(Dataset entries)
######

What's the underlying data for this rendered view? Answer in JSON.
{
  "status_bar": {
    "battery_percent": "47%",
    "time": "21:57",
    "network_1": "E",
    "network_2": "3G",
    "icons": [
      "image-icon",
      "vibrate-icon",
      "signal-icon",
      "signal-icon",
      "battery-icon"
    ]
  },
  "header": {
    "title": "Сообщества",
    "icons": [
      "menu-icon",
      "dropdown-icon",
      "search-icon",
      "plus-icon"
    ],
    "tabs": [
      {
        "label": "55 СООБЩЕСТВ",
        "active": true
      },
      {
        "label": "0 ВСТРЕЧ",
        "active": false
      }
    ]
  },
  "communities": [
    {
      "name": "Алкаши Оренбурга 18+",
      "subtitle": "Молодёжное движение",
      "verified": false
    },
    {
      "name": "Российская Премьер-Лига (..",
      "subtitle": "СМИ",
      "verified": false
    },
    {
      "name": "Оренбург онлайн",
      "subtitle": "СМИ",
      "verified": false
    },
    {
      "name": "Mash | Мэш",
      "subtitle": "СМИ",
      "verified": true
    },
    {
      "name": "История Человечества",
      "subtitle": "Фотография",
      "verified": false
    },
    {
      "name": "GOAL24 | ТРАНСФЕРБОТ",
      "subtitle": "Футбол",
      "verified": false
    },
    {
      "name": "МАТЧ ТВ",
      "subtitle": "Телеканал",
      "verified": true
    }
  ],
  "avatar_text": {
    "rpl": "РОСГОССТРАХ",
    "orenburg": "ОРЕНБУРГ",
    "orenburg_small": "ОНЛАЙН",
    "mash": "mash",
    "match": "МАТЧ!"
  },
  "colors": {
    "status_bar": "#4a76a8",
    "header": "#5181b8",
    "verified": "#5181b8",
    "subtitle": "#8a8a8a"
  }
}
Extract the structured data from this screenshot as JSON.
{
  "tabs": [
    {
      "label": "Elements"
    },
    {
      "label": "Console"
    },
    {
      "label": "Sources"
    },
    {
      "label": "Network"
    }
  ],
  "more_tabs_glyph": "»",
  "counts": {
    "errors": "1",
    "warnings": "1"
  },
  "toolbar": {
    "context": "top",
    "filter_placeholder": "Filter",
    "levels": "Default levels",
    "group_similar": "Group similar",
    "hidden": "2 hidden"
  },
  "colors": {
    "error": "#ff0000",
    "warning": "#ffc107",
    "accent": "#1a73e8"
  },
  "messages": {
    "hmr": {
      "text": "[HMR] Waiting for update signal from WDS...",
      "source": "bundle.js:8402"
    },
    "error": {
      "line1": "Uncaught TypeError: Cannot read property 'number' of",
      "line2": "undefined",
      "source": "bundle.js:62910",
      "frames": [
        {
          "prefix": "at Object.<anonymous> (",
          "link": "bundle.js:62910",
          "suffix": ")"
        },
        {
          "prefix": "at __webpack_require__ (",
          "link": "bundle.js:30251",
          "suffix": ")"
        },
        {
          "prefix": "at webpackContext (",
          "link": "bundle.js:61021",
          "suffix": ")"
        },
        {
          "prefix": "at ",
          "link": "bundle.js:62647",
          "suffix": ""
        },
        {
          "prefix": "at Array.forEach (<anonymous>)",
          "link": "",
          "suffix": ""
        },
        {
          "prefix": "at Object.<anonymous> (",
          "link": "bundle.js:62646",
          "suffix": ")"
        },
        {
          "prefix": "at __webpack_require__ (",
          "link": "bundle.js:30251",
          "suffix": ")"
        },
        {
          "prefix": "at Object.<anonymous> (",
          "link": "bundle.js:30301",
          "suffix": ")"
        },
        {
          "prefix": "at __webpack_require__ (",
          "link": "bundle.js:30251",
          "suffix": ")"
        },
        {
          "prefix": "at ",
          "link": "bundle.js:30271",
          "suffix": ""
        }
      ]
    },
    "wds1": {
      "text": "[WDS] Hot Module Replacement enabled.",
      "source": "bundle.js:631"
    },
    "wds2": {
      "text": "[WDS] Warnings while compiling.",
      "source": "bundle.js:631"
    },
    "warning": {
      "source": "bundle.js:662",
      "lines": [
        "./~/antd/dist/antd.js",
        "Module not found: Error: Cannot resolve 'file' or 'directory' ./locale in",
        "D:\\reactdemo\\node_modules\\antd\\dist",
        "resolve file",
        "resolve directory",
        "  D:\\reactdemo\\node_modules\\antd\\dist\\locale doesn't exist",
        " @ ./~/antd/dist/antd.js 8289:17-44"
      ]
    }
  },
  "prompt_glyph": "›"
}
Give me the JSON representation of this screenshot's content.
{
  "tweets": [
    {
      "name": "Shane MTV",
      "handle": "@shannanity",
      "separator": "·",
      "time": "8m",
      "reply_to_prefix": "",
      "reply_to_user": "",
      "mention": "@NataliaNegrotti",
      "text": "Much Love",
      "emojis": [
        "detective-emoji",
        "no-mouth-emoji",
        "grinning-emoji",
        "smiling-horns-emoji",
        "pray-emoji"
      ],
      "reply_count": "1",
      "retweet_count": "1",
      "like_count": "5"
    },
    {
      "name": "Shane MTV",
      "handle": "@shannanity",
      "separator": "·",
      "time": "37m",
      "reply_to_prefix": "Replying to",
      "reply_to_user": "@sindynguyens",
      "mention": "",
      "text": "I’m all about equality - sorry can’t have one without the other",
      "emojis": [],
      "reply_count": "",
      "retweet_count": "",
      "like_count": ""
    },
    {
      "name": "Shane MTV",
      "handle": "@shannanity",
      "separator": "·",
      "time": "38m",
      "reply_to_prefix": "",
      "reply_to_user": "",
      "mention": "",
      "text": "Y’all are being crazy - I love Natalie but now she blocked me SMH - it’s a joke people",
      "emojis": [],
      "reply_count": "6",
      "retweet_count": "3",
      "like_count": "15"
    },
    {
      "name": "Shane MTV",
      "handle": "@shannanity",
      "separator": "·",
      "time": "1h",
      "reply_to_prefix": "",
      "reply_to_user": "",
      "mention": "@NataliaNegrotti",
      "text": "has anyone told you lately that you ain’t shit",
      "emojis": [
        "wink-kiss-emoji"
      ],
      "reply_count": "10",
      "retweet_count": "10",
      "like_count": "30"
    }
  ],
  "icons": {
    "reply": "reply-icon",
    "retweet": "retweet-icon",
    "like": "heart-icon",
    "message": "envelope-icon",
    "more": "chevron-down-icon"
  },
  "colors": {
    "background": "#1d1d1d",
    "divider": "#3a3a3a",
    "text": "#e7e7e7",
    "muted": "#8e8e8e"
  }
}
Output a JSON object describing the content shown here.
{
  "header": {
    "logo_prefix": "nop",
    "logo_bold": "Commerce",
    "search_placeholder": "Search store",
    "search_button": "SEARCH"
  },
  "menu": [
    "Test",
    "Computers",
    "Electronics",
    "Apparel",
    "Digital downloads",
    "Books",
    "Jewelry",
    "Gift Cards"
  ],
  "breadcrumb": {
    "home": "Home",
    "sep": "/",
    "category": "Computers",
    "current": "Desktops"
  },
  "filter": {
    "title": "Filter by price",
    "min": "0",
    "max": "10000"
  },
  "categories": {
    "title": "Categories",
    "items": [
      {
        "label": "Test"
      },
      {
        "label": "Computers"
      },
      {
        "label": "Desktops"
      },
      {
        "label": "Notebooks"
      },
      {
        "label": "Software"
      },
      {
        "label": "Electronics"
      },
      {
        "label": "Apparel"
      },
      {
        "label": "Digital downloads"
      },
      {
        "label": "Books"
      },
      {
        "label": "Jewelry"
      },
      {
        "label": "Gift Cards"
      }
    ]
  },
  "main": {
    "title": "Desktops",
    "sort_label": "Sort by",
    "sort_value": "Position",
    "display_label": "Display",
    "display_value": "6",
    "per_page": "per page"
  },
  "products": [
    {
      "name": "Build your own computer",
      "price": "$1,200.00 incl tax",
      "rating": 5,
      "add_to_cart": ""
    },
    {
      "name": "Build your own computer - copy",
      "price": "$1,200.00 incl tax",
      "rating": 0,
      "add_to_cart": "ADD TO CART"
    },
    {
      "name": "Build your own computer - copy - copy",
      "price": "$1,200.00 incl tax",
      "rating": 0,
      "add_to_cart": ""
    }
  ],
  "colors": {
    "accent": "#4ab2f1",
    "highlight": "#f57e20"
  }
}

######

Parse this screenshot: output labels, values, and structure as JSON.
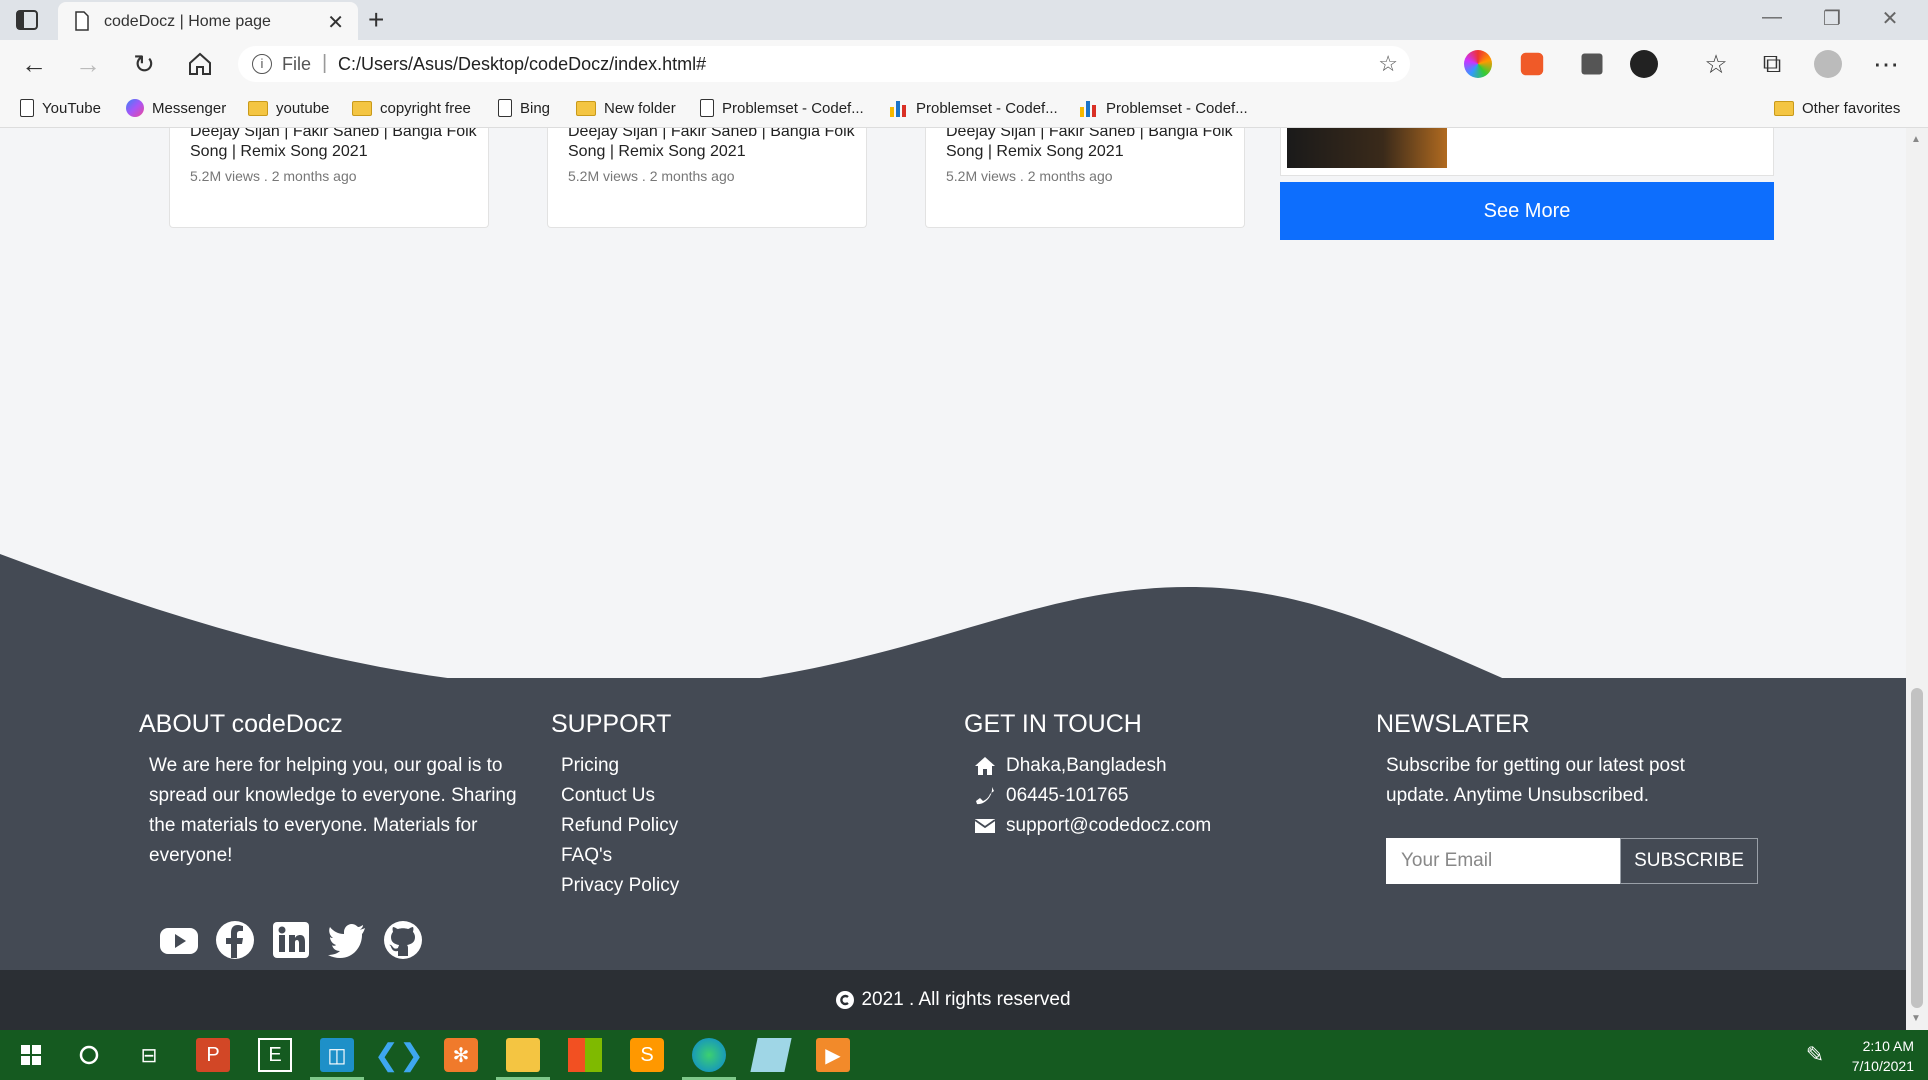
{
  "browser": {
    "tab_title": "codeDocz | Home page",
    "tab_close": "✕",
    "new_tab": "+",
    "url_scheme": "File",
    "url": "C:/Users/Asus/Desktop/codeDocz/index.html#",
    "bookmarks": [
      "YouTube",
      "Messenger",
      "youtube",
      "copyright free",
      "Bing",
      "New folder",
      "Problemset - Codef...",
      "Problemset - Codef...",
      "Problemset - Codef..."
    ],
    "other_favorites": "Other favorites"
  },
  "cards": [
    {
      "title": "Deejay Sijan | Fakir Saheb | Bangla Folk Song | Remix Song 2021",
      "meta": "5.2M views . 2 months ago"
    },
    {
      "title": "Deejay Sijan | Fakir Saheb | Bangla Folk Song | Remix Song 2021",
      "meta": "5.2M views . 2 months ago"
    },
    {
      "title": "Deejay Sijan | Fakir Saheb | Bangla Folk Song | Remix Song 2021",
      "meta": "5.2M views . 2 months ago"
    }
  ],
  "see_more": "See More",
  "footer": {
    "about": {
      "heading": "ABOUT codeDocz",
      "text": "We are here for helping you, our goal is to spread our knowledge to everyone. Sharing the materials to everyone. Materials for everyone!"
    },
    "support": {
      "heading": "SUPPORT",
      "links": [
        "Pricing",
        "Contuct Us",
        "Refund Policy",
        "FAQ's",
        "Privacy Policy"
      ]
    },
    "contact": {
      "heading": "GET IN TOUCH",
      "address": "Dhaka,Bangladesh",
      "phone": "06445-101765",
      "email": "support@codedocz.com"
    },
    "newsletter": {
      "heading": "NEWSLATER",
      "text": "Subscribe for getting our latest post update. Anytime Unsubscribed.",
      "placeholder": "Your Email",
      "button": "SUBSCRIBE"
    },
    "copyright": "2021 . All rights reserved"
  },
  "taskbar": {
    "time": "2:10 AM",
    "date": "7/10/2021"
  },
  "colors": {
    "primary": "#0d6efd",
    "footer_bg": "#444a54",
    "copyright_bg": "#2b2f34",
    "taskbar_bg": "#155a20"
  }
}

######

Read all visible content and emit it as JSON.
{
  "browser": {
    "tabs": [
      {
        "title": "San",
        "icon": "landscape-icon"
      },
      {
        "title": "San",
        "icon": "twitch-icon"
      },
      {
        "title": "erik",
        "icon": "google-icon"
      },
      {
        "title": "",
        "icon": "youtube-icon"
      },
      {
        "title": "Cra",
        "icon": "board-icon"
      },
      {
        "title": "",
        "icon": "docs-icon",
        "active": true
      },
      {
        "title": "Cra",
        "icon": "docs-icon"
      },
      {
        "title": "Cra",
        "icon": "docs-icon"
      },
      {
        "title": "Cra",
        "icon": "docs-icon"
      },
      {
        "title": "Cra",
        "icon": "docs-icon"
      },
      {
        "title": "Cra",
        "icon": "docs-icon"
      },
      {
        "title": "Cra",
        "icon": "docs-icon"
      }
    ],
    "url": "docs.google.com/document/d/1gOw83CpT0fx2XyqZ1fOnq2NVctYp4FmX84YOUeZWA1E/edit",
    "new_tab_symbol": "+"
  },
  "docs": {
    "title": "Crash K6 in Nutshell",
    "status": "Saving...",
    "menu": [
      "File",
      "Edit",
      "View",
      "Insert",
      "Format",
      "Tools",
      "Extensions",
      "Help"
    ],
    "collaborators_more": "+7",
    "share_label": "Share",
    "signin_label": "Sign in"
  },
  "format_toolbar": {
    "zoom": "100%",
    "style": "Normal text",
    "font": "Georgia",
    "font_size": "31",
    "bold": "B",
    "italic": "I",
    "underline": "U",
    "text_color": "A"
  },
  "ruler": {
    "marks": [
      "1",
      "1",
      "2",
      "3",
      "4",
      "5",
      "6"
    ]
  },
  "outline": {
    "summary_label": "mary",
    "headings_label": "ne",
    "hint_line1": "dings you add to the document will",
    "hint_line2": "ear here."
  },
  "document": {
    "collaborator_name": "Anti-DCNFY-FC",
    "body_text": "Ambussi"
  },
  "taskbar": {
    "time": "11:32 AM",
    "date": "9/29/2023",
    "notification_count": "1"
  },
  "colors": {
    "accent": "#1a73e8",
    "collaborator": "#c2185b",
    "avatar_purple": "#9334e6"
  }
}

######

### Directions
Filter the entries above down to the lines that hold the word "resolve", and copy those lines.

### Worked solution
        "Module not found: Error: Cannot resolve 'file' or 'directory' ./locale in",
        "resolve file",
        "resolve directory",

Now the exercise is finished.